Call of Duty Black Ops 4 has just been released and this time around, Treyarch and Activision appear to have put some effort into its PC version. Treyarch has worked together with Beenox in order to develop the PC version which according to Beenox is not a console port but a separate build that was built simultaneously with its console counterpart. As such, it’s time now to benchmark it and see how it performs on the PC platform.
For this PC Performance Analysis, we used an Intel i7 4930K (overclocked at 4.2Ghz) with 8GB RAM, AMD’s Radeon RX580 and RX Vega 64, NVIDIA’s GTX980Ti and GTX690, Windows 10 64-bit and the latest version of the GeForce (416.34) and Catalyst drivers (18.10.1). NVIDIA has already included an SLI profile for this game, meaning that you won’t have to mess around with third-party programs in order to enable it.
Beenox has implemented a wide range of graphics settings. PC gamers can adjust the quality of Textures, Texture Filtering, Special Effects, Models, Static Reflections, Screen Space Reflection, Object View Distance, Shadows, Dynamic Shadows, Special Effects Shadows, Weapon Shadow, Global Illumination, Anti-Aliasing, Ambient Occlusion, Motion Blur, Subsurface Scattering and Order Independent Transparency. There are also lots of settings for mouse and keyboard, and there is a FOV slider.
Call of Duty Black Ops 4 comes with a Zombies mode, various Multiplayer modes and Blackout (battle royale mode). Unfortunately there isn’t any benchmark tool however, it appears that the most demanding mode is Blackout so that’s what we’ve tested. If you can run Blackout without any issues, you’ll be more than fine in all other modes. Also, for our CPU benchmarks we lowered our resolution at 720p and the resolution scaler at 50% so we could avoid any possible GPU bottlenecks.
In order to find out how the game performs on a variety of CPUs, we simulated a dual-core and a quad-core CPU. With Hyper Threading enabled, our simulated dual-core was able to run Blackout with constant 60fps.
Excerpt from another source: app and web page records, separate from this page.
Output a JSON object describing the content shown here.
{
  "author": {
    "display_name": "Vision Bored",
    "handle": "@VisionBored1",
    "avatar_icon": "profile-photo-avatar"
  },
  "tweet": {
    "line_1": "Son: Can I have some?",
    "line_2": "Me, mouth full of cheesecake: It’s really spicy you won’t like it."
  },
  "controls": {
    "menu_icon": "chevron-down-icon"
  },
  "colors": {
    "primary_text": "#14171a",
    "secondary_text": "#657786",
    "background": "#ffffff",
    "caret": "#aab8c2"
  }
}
Surprisingly enough, Hyper Threading brought significant performance improvements in both our six-core and simulated quad-core systems. As such, and similarly to Assassin’s Creed Odyssey, we strongly suggest enabling it.
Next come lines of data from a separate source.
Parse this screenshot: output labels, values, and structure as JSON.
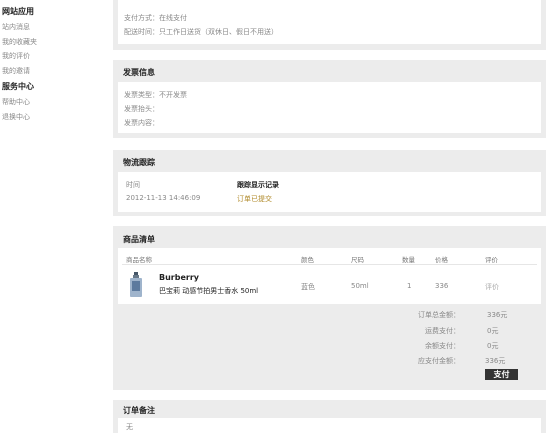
{
  "sidebar": {
    "sections": [
      {
        "title": "网站应用",
        "items": [
          "站内消息",
          "我的收藏夹",
          "我的评价",
          "我的邀请"
        ]
      },
      {
        "title": "服务中心",
        "items": [
          "帮助中心",
          "退换中心"
        ]
      }
    ]
  },
  "payment": {
    "method_line": "支付方式：在线支付",
    "time_line": "配送时间：只工作日送货（双休日、假日不用送）"
  },
  "invoice": {
    "title": "发票信息",
    "type_line": "发票类型：不开发票",
    "header_line": "发票抬头：",
    "content_line": "发票内容："
  },
  "logistics": {
    "title": "物流跟踪",
    "time_label": "时间",
    "time_value": "2012-11-13 14:46:09",
    "record_label": "跟踪显示记录",
    "record_value": "订单已提交"
  },
  "products": {
    "title": "商品清单",
    "headers": [
      "商品名称",
      "颜色",
      "尺码",
      "数量",
      "价格",
      "评价"
    ],
    "item": {
      "brand": "Burberry",
      "name": "巴宝莉 动感节拍男士香水 50ml",
      "color": "蓝色",
      "size": "50ml",
      "quantity": "1",
      "price": "336",
      "review": "评价"
    },
    "summary": [
      {
        "label": "订单总金额：",
        "value": "336元"
      },
      {
        "label": "运费支付：",
        "value": "0元"
      },
      {
        "label": "余额支付：",
        "value": "0元"
      },
      {
        "label": "应支付金额：",
        "value": "336元"
      }
    ],
    "pay_label": "支付"
  },
  "remark": {
    "title": "订单备注",
    "value": "无"
  }
}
While the game comes with lots of graphics settings, our NVIDIA GTX980Ti, AMD Radeon RX580 and AMD Radeon RX Vega 64 had no trouble at all running the game at 1080p on Very High settings. SLI scaling appears to be great and our GTX690 was able to offer a smooth experience (though we had to lower Textures to Low in order to avoid any possible VRAM limitation).
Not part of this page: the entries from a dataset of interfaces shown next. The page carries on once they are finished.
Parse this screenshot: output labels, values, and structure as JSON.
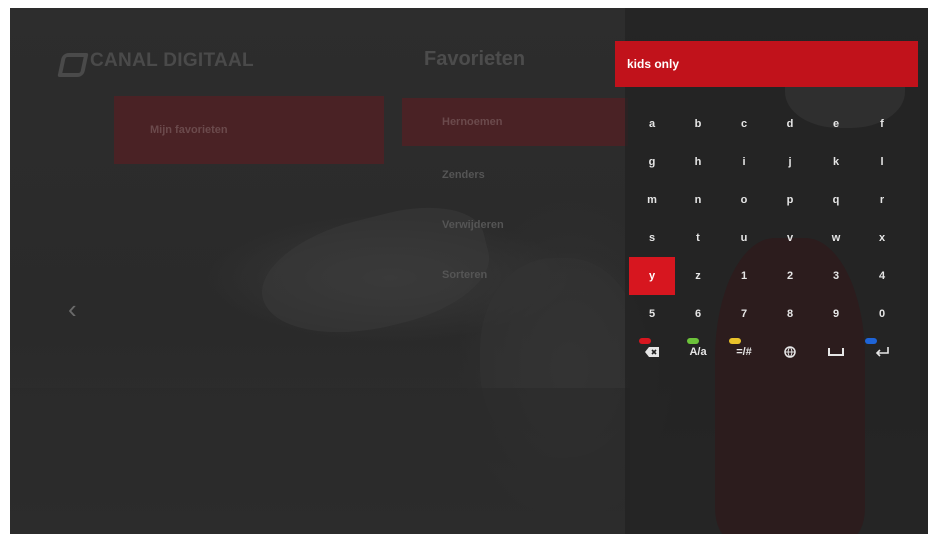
{
  "brand": {
    "name": "CANAL DIGITAAL"
  },
  "sidebar": {
    "items": [
      {
        "label": "Mijn favorieten"
      }
    ]
  },
  "section": {
    "title": "Favorieten"
  },
  "menu": {
    "items": [
      {
        "label": "Hernoemen",
        "active": true
      },
      {
        "label": "Zenders"
      },
      {
        "label": "Verwijderen"
      },
      {
        "label": "Sorteren"
      }
    ]
  },
  "nav": {
    "back": "‹"
  },
  "keyboard": {
    "input_value": "kids only",
    "selected_key": "y",
    "rows": [
      [
        "a",
        "b",
        "c",
        "d",
        "e",
        "f"
      ],
      [
        "g",
        "h",
        "i",
        "j",
        "k",
        "l"
      ],
      [
        "m",
        "n",
        "o",
        "p",
        "q",
        "r"
      ],
      [
        "s",
        "t",
        "u",
        "v",
        "w",
        "x"
      ],
      [
        "y",
        "z",
        "1",
        "2",
        "3",
        "4"
      ],
      [
        "5",
        "6",
        "7",
        "8",
        "9",
        "0"
      ]
    ],
    "function_keys": [
      {
        "name": "backspace",
        "icon": "backspace-icon",
        "hint": "red"
      },
      {
        "name": "case",
        "label": "A/a",
        "hint": "green"
      },
      {
        "name": "symbols",
        "label": "=/#",
        "hint": "yellow"
      },
      {
        "name": "language",
        "icon": "globe-icon"
      },
      {
        "name": "space",
        "icon": "space-icon"
      },
      {
        "name": "enter",
        "icon": "enter-icon",
        "hint": "blue"
      }
    ]
  },
  "colors": {
    "accent": "#d7161f",
    "input_bg": "#c1121b",
    "dim_red": "#4a2225"
  }
}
As we’ve seen with numerous titles on our test system, NVIDIA’s GPUs run better at low resolutions (mainly due to the extra CPU overhead that comes with AMD’s DX11 drivers). Still, at 1080p the AMD Radeon RX Vega 64 was able to offer a small boost over the GTX980Ti. At 1440p, the gap got bigger between these two GPUs as we were GPU-limited for the entire time. At 4K, the GTX980Ti was unable to come close to a 30fps experience, something that was possible with the AMD Radeon RX Vega 64 (though I’m pretty sure that no one will prefer playing Black Ops 4 with only 30fps).
Do note that the game appears to be bugged right now on NVIDIA’s GPUs when changing resolutions while playing. Below you can find two screenshots from the Asylum area when we changed the resolution from 720p to 1080p.
And here are two screenshots from the same area at 1440p after restarting the game. As you can clearly see, there is a tremendous performance difference between them. So be warned NVIDIA users and avoid changing resolution while you are playing the game.
Graphics wise, the game looks similar to its open beta build. While there are some low-quality textures, we haven’t witnessed those awful textures that were present in the open beta. Things got a bit better, however the game still looks a bit soft, especially when you enable any of the available Anti-Aliasing solutions (SMAA 2TX noticeably blurs the distant objects so we suggest using a higher resolution with or without SMAA). Character models are great and the developers have implemented a cool fade in/fade out LOD solution (instead of having objects changing instantly from low to high quality and vise versa).
All in all, Call of Duty Black Ops 4 works like a charm on the PC. Beenox has done an incredible work and Black Ops 4 runs smoothly on a wide range of PC configurations. The game also comes with a wide range of options, feels great with mouse+keyboard, and we did not experience any crashes. It’s just sad that its visuals are not as groundbreaking as they were in previous Call of Duty games (there was a time when each and every new Call of Duty game offered gorgeous visuals). Still, Black Ops 4 is well optimized on the PC platform and perhaps that’s what counts at the end of the day.